Water in star-forming regions with Herschel (WISH)
Artikel i vetenskaplig tidskrift, 2014

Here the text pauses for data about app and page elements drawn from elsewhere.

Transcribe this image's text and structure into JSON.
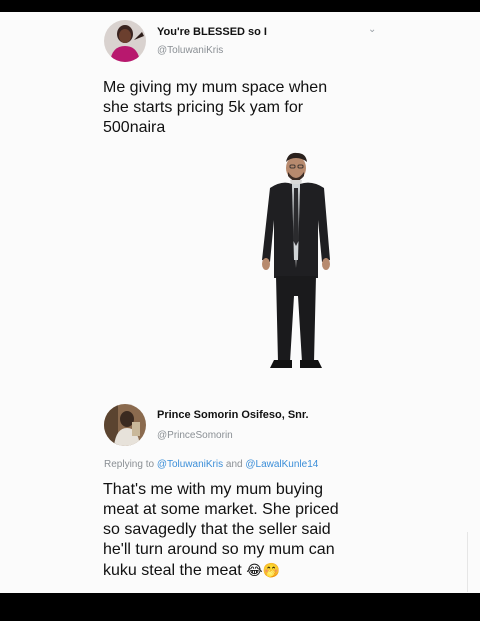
{
  "tweet1": {
    "display_name": "You're BLESSED so I",
    "handle": "@ToluwaniKris",
    "text_lines": [
      "Me giving my mum space when",
      "she starts pricing 5k yam for",
      "500naira"
    ],
    "menu_icon": "chevron-down-icon"
  },
  "tweet2": {
    "display_name": "Prince Somorin Osifeso, Snr.",
    "handle": "@PrinceSomorin",
    "replying_prefix": "Replying to",
    "replying_user1": "@ToluwaniKris",
    "replying_and": "and",
    "replying_user2": "@LawalKunle14",
    "text_lines": [
      "That's me with my mum buying",
      "meat at some market. She priced",
      "so savagedly that the seller said",
      "he'll turn around so my mum can",
      "kuku steal the meat"
    ],
    "emojis": "😂🤭"
  }
}
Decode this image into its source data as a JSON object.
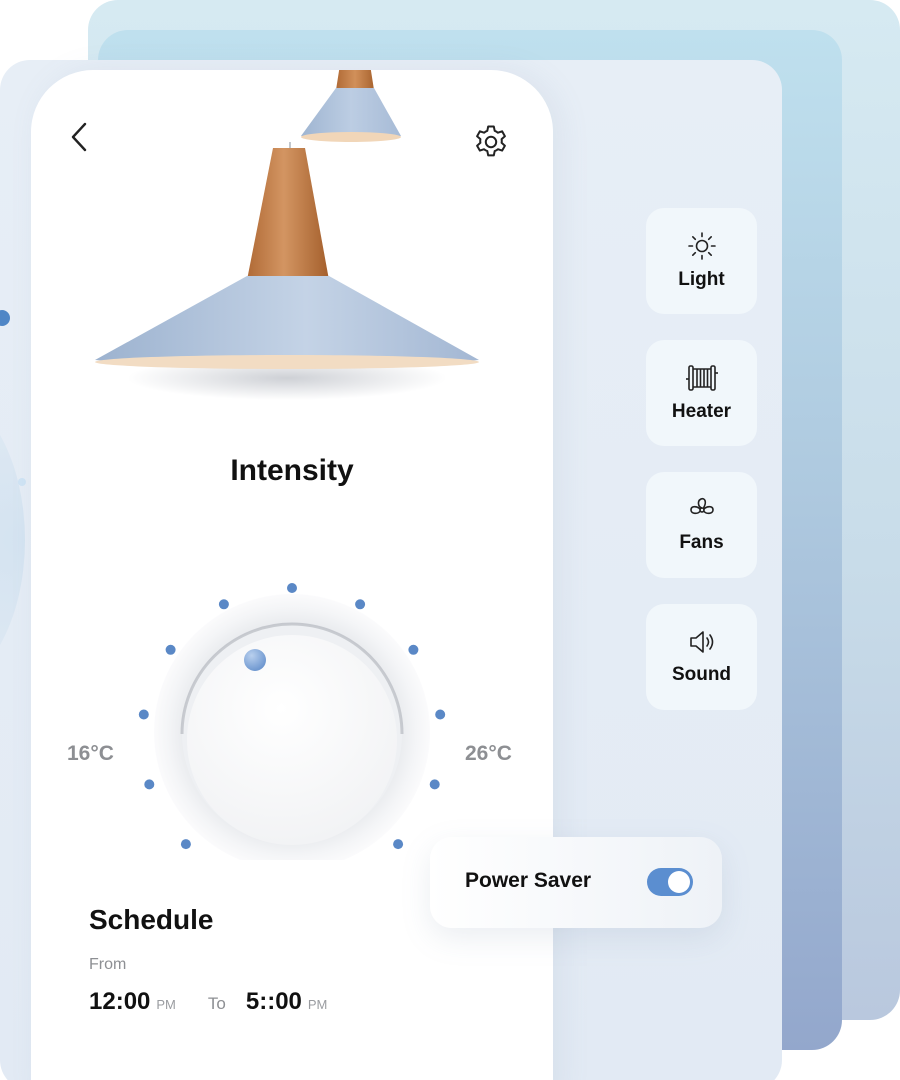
{
  "header": {
    "back_icon": "chevron-left-icon",
    "settings_icon": "gear-icon"
  },
  "intensity": {
    "title": "Intensity",
    "min_label": "16°C",
    "max_label": "26°C"
  },
  "side_menu": [
    {
      "label": "Light",
      "icon": "sun-icon"
    },
    {
      "label": "Heater",
      "icon": "radiator-icon"
    },
    {
      "label": "Fans",
      "icon": "fan-icon"
    },
    {
      "label": "Sound",
      "icon": "speaker-icon"
    }
  ],
  "power_saver": {
    "label": "Power Saver",
    "enabled": true
  },
  "schedule": {
    "title": "Schedule",
    "from_label": "From",
    "from_time": "12:00",
    "from_ampm": "PM",
    "to_label": "To",
    "to_time": "5::00",
    "to_ampm": "PM"
  },
  "colors": {
    "accent": "#5b8ed0",
    "dot": "#5a88c6",
    "card": "#ffffff",
    "tile": "#f1f7fb"
  }
}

Context. Outflows are an important part of the star formation process as both the result of ongoing active accretion and one of the main sources of mechanical feedback on small scales. Water is the ideal tracer of these effects because it is present in high abundance for the conditions expected in various parts of the protostar, particularly the outflow. Aims. We constrain and quantify the physical conditions probed by water in the outflow-jet system for Class 0 and I sources. Methods. We present velocity-resolved Herschel HIFI spectra of multiple water-transitions observed towards 29 nearby Class 0/I protostars as part of the WISH guaranteed time key programme. The lines are decomposed into different Gaussian components, with each component related to one of three parts of the protostellar system; quiescent envelope, cavity shock and spot shocks in the jet and at the base of the outflow. We then use non-LTE radex models to constrain the excitation conditions present in the two outflow-related components. Results. Water emission at the source position is optically thick but effectively thin, with line ratios that do not vary with velocity, in contrast to CO. The physical conditions of the cavity and spot shocks are similar, with post-shock H-2 densities of order 10(5) -10(8) cm(-3) and H2O column densities of order 10(16) -10(18) cm(-2). H2O emission originates in compact emitting regions: for the spot shocks these correspond to point sources with radii of order 10-200 AU, while for the cavity shocks these come from a thin layer along the outflow cavity wall with thickness of order 1-30 AU. Conclusions. Water emission at the source position traces two distinct kinematic components in the outflow; J shocks at the base of the outflow or in the jet, and C shocks in a thin layer in the cavity wall. The similarity of the physical conditions is in contrast to off-source determinations which show similar densities but lower column densities and larger filling factors. We propose that this is due to the differences in shock properties and geometry between these positions. Class I sources have similar excitation conditions to Class 0 sources, but generally smaller line-widths and emitting region sizes. We suggest that it is the velocity of the wind driving the outflow, rather than the decrease in envelope density or mass, that is the cause of the decrease in H2O intensity between Class 0 and I sources.
ISM: jets and outflows